:: Exercise ::
The entries below are to be reproduced in full, exactly as written.

(Data about app and page elements)
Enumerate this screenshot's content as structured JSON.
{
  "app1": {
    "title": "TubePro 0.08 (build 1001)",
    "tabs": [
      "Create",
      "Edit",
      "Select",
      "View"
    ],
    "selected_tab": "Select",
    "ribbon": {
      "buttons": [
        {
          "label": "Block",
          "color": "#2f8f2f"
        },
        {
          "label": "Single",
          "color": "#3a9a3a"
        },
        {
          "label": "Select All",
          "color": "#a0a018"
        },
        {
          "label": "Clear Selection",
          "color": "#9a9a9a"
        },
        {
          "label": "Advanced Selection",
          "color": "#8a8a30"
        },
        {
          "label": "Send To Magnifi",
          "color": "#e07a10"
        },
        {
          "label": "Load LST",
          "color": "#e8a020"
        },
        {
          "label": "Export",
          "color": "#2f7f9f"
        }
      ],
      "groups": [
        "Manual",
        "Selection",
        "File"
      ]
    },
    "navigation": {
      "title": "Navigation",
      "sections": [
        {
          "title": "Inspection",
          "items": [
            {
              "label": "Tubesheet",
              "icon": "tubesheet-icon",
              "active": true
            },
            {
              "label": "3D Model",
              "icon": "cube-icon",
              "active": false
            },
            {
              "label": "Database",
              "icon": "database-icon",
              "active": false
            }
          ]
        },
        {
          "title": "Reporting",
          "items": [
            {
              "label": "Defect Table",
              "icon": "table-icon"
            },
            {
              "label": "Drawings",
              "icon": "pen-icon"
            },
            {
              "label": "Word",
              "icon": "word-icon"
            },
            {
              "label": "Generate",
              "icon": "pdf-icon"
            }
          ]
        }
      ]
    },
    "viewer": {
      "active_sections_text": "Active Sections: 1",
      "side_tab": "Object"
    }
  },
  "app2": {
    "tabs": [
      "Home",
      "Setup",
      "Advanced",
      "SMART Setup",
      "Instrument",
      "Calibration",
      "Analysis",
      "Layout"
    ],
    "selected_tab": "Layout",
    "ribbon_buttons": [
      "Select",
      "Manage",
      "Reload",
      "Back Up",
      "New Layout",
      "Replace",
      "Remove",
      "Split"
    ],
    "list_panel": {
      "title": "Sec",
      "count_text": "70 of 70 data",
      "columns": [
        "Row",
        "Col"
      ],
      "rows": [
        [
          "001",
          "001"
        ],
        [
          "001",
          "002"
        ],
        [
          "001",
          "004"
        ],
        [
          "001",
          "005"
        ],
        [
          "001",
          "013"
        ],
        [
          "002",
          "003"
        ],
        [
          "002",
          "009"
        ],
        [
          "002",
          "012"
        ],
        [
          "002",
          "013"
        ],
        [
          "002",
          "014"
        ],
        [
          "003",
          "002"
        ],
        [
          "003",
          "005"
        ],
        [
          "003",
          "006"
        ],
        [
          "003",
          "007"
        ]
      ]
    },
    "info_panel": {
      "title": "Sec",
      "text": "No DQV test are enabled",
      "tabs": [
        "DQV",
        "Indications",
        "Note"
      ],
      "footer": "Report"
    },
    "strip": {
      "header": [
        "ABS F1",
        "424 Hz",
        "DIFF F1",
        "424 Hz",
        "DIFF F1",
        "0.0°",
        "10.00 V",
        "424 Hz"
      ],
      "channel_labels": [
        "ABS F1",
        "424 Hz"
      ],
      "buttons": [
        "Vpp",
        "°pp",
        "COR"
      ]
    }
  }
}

:: Task response ::
Enumerate this screenshot's content as structured JSON.
{
  "app1": {
    "title": "TubePro 0.08 (build 1001)",
    "tabs": [
      "Create",
      "Edit",
      "Select",
      "View"
    ],
    "selected_tab": "Select",
    "ribbon": {
      "buttons": [
        {
          "label": "Block",
          "color": "#2f8f2f"
        },
        {
          "label": "Single",
          "color": "#3a9a3a"
        },
        {
          "label": "Select All",
          "color": "#a0a018"
        },
        {
          "label": "Clear Selection",
          "color": "#9a9a9a"
        },
        {
          "label": "Advanced Selection",
          "color": "#8a8a30"
        },
        {
          "label": "Send To Magnifi",
          "color": "#e07a10"
        },
        {
          "label": "Load LST",
          "color": "#e8a020"
        },
        {
          "label": "Export",
          "color": "#2f7f9f"
        }
      ],
      "groups": [
        "Manual",
        "Selection",
        "File"
      ]
    },
    "navigation": {
      "title": "Navigation",
      "sections": [
        {
          "title": "Inspection",
          "items": [
            {
              "label": "Tubesheet",
              "icon": "tubesheet-icon",
              "active": true
            },
            {
              "label": "3D Model",
              "icon": "cube-icon",
              "active": false
            },
            {
              "label": "Database",
              "icon": "database-icon",
              "active": false
            }
          ]
        },
        {
          "title": "Reporting",
          "items": [
            {
              "label": "Defect Table",
              "icon": "table-icon"
            },
            {
              "label": "Drawings",
              "icon": "pen-icon"
            },
            {
              "label": "Word",
              "icon": "word-icon"
            },
            {
              "label": "Generate",
              "icon": "pdf-icon"
            }
          ]
        }
      ]
    },
    "viewer": {
      "active_sections_text": "Active Sections: 1",
      "side_tab": "Object"
    }
  },
  "app2": {
    "tabs": [
      "Home",
      "Setup",
      "Advanced",
      "SMART Setup",
      "Instrument",
      "Calibration",
      "Analysis",
      "Layout"
    ],
    "selected_tab": "Layout",
    "ribbon_buttons": [
      "Select",
      "Manage",
      "Reload",
      "Back Up",
      "New Layout",
      "Replace",
      "Remove",
      "Split"
    ],
    "list_panel": {
      "title": "Sec",
      "count_text": "70 of 70 data",
      "columns": [
        "Row",
        "Col"
      ],
      "rows": [
        [
          "001",
          "001"
        ],
        [
          "001",
          "002"
        ],
        [
          "001",
          "004"
        ],
        [
          "001",
          "005"
        ],
        [
          "001",
          "013"
        ],
        [
          "002",
          "003"
        ],
        [
          "002",
          "009"
        ],
        [
          "002",
          "012"
        ],
        [
          "002",
          "013"
        ],
        [
          "002",
          "014"
        ],
        [
          "003",
          "002"
        ],
        [
          "003",
          "005"
        ],
        [
          "003",
          "006"
        ],
        [
          "003",
          "007"
        ]
      ]
    },
    "info_panel": {
      "title": "Sec",
      "text": "No DQV test are enabled",
      "tabs": [
        "DQV",
        "Indications",
        "Note"
      ],
      "footer": "Report"
    },
    "strip": {
      "header": [
        "ABS F1",
        "424 Hz",
        "DIFF F1",
        "424 Hz",
        "DIFF F1",
        "0.0°",
        "10.00 V",
        "424 Hz"
      ],
      "channel_labels": [
        "ABS F1",
        "424 Hz"
      ],
      "buttons": [
        "Vpp",
        "°pp",
        "COR"
      ]
    }
  }
}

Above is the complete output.